experiment 4 and 5, which coincided with relatively low BA, BCP, and ad values. In experiment 7, cp(532) magnitude
was comparable to the first experiment and was accompanied by high chl, BA and SPM (suspended particulate matter).
Greatest changes in cp(532) coincided with greatest variations in BA, even though our estimates of the direct contribution
of heterotrophic bacteria to cp(532) for all experiments remained quite low (<10%).

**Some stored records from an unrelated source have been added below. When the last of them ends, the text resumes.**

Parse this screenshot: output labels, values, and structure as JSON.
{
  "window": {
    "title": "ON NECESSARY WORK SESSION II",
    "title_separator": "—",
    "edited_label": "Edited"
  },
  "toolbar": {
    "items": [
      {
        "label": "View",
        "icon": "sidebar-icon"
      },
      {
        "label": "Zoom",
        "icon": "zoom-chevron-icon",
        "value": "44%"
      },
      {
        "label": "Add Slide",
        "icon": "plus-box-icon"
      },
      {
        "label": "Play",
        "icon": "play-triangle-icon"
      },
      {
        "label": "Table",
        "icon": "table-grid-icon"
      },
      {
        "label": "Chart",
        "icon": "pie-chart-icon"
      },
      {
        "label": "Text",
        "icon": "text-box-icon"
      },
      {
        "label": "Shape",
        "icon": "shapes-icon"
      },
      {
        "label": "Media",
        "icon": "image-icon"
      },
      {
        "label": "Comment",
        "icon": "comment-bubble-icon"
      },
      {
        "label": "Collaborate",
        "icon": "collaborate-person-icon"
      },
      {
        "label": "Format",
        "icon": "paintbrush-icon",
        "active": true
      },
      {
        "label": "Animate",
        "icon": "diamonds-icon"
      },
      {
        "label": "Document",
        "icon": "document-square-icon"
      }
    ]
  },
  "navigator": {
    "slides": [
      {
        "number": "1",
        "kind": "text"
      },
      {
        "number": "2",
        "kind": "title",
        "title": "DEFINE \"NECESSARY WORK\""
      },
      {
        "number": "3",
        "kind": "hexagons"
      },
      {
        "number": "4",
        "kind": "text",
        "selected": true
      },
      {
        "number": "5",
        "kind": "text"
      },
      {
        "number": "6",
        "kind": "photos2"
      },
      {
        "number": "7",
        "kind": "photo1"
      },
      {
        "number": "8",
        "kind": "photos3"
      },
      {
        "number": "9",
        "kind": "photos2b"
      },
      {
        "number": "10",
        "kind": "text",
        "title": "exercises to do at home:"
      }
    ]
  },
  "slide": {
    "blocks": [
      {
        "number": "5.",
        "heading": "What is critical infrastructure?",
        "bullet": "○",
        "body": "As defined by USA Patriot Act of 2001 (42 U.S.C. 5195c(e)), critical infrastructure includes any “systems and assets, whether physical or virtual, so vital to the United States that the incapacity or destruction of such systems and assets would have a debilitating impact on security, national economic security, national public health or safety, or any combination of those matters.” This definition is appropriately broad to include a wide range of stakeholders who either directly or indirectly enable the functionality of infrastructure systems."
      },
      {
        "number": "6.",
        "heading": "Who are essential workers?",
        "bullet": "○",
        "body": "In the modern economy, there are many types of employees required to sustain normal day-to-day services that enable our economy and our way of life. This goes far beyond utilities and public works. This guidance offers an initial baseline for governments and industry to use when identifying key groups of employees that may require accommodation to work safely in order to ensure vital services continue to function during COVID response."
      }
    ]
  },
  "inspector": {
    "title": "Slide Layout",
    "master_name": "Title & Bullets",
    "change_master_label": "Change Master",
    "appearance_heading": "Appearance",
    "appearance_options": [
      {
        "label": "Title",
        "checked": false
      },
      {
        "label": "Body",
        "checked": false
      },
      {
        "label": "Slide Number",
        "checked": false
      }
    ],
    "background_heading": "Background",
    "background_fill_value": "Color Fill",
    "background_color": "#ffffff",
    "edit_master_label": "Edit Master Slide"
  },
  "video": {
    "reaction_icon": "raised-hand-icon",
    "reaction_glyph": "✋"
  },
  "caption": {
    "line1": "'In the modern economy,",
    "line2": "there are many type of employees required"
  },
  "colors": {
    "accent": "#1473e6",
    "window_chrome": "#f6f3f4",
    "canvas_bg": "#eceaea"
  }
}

There are 361 ports of interest to the US Coast Guard regarding homeland security issues. Speed and accuracy of inspections there for “foreign objects” is critical to maintaining the flow of commerce through these ports. A fusion of acoustic and optical imaging technologies has been implemented to rapidly locate anomalies acoustically and inspect them optically. Results of field tests are presented. Effective deployment of AUV- or ROV-mounted optical sensors to inspect ship hulls and port facilities will depend on accurate, real-time prediction of the sub-surface optical environment and upon accurate sensor models parameterized for the time and place of inspection. For bi-static laser-line scanner sensors such as the Real-time Ocean Bottom Optical Topographer (ROBOT), ambient light decreases the range to the inspection object (e.g. hull) for which laser-line contrast is adequate for ranging and imaging in 3-D. Reduced range implies narrower swaths and longer inspection times. A 2-D and 3-D hybrid marine optical model (HyMOM) of the environment beneath ships or adjacent to sea walls and pilings has been developed, applied and validated in eutrophic and mesotrophic settings, and a Monte Carlo sensor model of ROBOT has been developed. Both are discussed and combined to evaluate sensor performance in different environments. To provide the inherent optical properties needed to run such models, data from the Autonomous Marine Optical System (AMOS) were collected and transmitted back to the laboratory. Examples of AMOS results and model outputs are presented.